What lines of the data include the string "Asia"? Copy them all.

(Data about app and page elements)

------

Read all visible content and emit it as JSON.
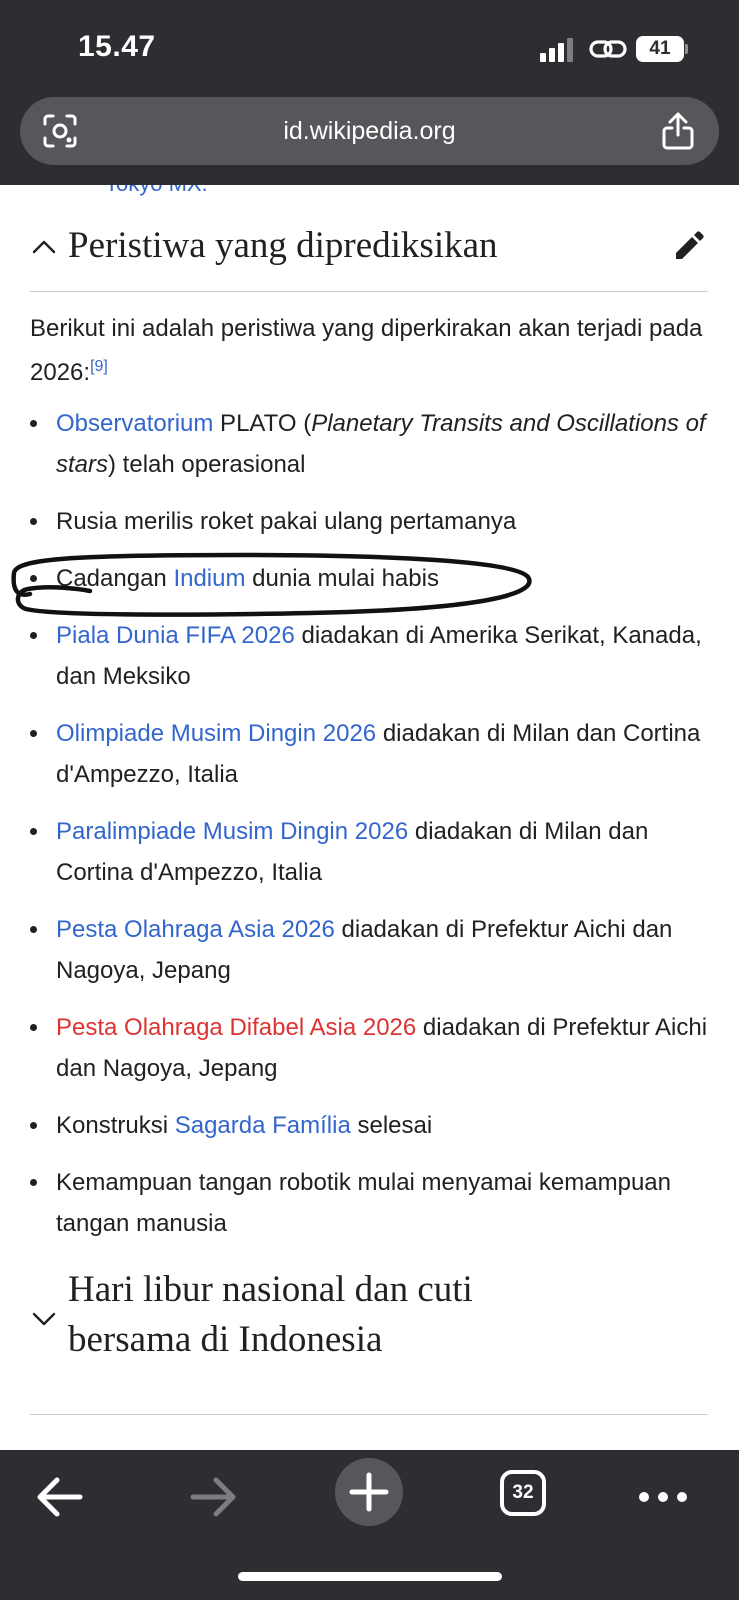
{
  "status_bar": {
    "time": "15.47",
    "battery": "41"
  },
  "address_bar": {
    "url": "id.wikipedia.org"
  },
  "previous_section": {
    "tail_link": "Tokyo MX",
    "tail_punct": "."
  },
  "section_events": {
    "title": "Peristiwa yang diprediksikan",
    "intro": "Berikut ini adalah peristiwa yang diperkirakan akan terjadi pada 2026:",
    "ref": "[9]",
    "items": [
      {
        "link": "Observatorium",
        "t1": " PLATO (",
        "italic": "Planetary Transits and Oscillations of stars",
        "t2": ") telah operasional"
      },
      {
        "text": "Rusia merilis roket pakai ulang pertamanya"
      },
      {
        "pre": "Cadangan ",
        "link": "Indium",
        "post": " dunia mulai habis"
      },
      {
        "link": "Piala Dunia FIFA 2026",
        "post": " diadakan di Amerika Serikat, Kanada, dan Meksiko"
      },
      {
        "link": "Olimpiade Musim Dingin 2026",
        "post": " diadakan di Milan dan Cortina d'Ampezzo, Italia"
      },
      {
        "link": "Paralimpiade Musim Dingin 2026",
        "post": " diadakan di Milan dan Cortina d'Ampezzo, Italia"
      },
      {
        "link": "Pesta Olahraga Asia 2026",
        "post": " diadakan di Prefektur Aichi dan Nagoya, Jepang"
      },
      {
        "link": "Pesta Olahraga Difabel Asia 2026",
        "post": " diadakan di Prefektur Aichi dan Nagoya, Jepang"
      },
      {
        "pre": "Konstruksi ",
        "link": "Sagarda Família",
        "post": " selesai"
      },
      {
        "text": "Kemampuan tangan robotik mulai menyamai kemampuan tangan manusia"
      }
    ]
  },
  "section_holidays": {
    "title_line1": "Hari libur nasional dan cuti",
    "title_line2": "bersama di Indonesia"
  },
  "toolbar": {
    "tab_count": "32"
  },
  "colors": {
    "link": "#3366cc",
    "redlink": "#dd3333",
    "chrome": "#2c2e31"
  }
}
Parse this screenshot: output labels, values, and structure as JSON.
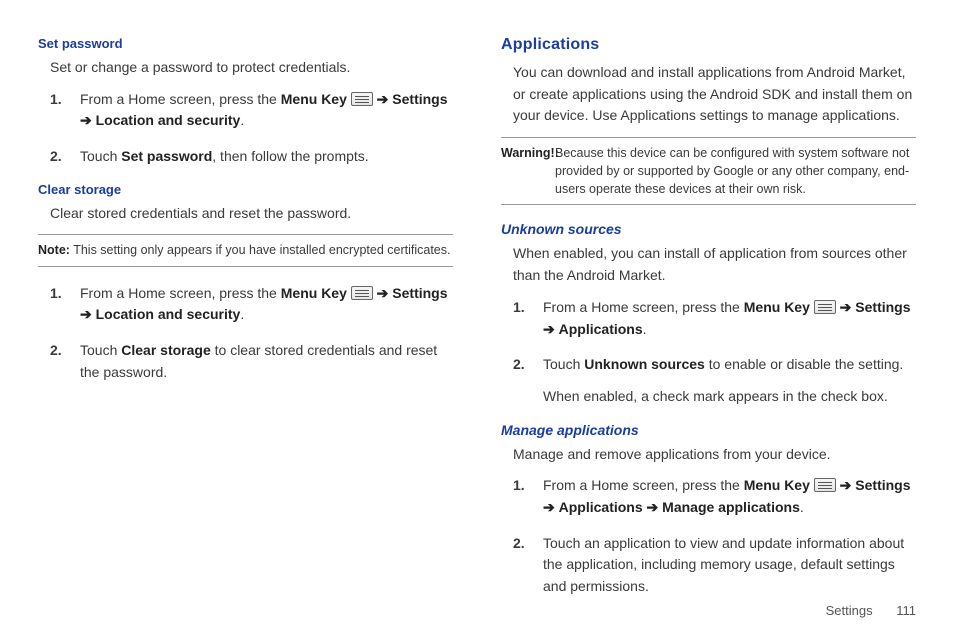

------

Output of the exercise
        "link": "Pesta Olahraga Asia 2026",
        "link": "Pesta Olahraga Difabel Asia 2026",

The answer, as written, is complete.